[Description of the task] A single number is all that's needed: how many lines in the data contain the string "icon".
== == ==
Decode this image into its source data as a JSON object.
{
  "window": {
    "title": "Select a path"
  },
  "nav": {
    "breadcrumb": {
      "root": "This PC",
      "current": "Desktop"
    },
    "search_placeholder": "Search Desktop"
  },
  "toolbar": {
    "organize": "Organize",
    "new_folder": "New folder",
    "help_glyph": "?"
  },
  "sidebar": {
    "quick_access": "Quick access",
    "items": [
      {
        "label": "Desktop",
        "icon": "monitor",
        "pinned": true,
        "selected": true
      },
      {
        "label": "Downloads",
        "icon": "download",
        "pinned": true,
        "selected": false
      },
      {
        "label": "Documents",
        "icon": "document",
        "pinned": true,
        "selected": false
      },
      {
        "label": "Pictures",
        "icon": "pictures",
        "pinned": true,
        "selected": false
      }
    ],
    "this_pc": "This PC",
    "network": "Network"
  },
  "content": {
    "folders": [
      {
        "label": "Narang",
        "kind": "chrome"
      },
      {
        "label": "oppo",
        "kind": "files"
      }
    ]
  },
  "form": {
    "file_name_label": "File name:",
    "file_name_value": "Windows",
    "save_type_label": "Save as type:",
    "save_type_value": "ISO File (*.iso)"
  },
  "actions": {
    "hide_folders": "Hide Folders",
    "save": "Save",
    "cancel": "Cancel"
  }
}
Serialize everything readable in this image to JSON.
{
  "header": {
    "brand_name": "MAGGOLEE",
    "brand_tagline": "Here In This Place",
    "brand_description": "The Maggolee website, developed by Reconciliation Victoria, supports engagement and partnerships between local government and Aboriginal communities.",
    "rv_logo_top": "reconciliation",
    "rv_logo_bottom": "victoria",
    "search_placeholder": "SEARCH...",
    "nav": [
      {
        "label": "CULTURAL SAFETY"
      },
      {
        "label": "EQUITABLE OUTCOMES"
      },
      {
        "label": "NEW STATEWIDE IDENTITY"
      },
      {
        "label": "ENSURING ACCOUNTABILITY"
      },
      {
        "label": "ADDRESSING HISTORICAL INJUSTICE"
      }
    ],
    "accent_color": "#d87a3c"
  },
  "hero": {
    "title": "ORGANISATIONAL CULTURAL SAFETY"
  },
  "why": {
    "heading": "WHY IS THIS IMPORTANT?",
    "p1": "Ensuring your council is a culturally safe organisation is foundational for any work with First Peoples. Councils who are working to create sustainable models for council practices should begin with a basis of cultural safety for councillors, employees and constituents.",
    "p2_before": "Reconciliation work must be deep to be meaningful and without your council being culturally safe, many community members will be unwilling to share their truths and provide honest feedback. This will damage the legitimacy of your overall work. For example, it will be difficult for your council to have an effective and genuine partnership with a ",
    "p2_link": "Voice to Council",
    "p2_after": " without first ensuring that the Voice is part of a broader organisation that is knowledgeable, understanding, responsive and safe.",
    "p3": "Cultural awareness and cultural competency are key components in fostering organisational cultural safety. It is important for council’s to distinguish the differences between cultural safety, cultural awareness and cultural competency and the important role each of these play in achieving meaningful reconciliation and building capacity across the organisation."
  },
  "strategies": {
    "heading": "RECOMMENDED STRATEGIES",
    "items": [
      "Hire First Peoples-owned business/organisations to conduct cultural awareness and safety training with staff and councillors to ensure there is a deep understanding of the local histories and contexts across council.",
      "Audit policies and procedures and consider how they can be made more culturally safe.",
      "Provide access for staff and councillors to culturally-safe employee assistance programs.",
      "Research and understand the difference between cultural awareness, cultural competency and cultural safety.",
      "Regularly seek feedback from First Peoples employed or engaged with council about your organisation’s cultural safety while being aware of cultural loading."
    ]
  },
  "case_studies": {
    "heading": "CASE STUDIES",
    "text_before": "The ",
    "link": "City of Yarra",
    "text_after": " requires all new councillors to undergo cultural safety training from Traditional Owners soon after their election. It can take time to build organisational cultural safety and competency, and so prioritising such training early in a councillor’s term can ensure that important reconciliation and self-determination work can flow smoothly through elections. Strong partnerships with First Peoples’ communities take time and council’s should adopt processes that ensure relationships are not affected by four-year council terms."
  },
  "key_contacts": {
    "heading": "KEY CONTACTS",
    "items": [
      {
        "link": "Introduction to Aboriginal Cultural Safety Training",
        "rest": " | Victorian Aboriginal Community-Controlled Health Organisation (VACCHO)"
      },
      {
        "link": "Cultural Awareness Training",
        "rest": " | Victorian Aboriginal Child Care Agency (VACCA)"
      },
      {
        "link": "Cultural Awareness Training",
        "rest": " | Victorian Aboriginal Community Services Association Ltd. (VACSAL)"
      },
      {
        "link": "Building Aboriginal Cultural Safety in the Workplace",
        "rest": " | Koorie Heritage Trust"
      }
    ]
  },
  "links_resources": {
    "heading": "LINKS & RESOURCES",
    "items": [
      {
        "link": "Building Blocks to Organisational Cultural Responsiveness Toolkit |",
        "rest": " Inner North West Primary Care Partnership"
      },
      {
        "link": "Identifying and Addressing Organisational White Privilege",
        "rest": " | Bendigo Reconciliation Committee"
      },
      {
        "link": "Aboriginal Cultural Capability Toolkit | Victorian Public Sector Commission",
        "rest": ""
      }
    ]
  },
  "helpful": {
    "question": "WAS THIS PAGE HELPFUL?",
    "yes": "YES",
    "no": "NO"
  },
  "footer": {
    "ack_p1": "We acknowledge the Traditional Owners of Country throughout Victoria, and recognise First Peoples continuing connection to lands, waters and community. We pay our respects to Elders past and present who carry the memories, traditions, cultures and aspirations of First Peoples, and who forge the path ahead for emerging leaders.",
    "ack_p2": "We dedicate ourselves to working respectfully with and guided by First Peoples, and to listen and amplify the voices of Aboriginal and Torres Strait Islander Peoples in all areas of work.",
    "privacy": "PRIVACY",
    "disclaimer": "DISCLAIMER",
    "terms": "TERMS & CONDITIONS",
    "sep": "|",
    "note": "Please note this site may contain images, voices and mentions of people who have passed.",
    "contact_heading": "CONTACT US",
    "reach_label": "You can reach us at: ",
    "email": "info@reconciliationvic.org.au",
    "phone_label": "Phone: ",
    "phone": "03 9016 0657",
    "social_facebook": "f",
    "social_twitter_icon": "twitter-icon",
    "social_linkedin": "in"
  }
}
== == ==
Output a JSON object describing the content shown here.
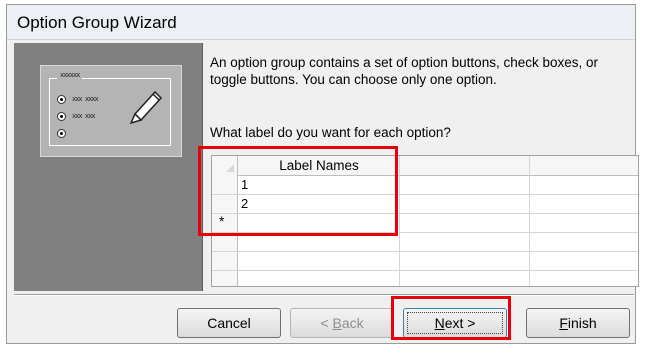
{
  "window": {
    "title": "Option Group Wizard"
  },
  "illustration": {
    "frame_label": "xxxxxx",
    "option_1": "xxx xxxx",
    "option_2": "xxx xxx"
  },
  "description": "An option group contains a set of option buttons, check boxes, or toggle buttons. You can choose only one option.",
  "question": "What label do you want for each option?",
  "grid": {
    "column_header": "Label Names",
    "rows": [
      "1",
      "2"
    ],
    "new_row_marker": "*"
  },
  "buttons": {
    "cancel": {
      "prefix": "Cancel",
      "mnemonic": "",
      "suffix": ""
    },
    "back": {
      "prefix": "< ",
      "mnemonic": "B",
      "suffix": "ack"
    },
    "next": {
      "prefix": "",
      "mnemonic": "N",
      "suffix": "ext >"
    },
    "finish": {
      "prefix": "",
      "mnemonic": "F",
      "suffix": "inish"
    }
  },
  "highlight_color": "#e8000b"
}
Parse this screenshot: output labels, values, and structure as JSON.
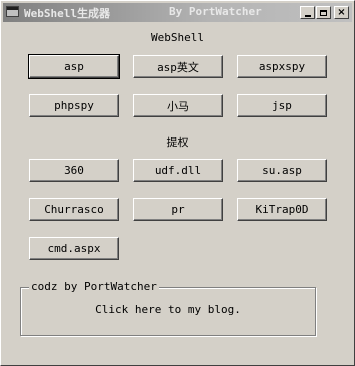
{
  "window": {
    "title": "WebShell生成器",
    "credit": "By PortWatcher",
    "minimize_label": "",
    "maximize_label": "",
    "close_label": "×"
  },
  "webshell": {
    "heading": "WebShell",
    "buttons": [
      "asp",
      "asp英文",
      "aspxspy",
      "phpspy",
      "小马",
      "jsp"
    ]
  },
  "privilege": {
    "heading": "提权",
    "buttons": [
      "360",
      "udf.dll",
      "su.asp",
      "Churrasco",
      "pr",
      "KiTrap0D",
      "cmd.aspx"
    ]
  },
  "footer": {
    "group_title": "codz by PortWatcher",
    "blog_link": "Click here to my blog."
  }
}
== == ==
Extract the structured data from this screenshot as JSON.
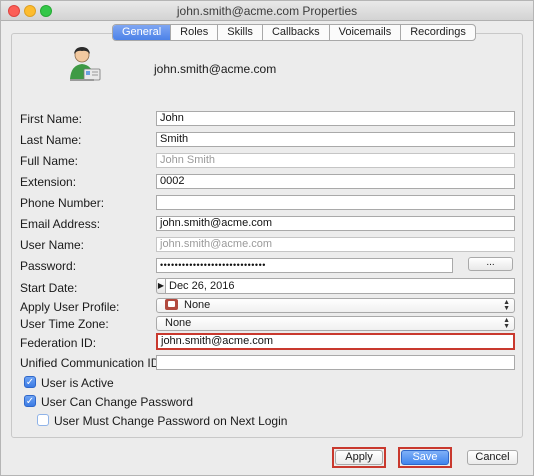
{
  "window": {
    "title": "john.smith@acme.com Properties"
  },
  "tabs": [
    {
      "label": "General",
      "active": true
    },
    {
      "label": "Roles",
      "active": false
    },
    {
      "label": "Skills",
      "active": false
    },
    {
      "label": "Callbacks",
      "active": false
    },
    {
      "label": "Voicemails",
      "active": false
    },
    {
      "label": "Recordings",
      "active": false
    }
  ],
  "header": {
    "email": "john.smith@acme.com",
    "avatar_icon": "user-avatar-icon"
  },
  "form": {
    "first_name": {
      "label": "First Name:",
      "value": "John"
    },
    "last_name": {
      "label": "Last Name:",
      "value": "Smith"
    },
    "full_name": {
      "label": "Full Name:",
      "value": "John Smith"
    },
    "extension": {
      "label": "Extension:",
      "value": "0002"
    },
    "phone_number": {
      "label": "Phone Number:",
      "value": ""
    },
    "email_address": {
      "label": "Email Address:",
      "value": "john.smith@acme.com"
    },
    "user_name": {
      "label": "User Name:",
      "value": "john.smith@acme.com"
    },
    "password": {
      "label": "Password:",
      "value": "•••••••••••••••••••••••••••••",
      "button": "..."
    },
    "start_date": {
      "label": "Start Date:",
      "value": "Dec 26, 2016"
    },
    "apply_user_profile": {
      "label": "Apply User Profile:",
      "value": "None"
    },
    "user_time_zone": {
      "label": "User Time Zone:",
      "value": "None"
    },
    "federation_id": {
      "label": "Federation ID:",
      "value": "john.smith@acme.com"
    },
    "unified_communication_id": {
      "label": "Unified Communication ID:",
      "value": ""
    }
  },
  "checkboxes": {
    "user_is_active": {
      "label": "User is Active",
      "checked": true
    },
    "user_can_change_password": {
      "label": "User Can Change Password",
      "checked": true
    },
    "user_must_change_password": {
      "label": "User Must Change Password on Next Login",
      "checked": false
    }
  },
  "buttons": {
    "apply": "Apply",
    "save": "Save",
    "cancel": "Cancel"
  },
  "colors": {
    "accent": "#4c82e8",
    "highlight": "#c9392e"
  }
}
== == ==
[Written solution] 6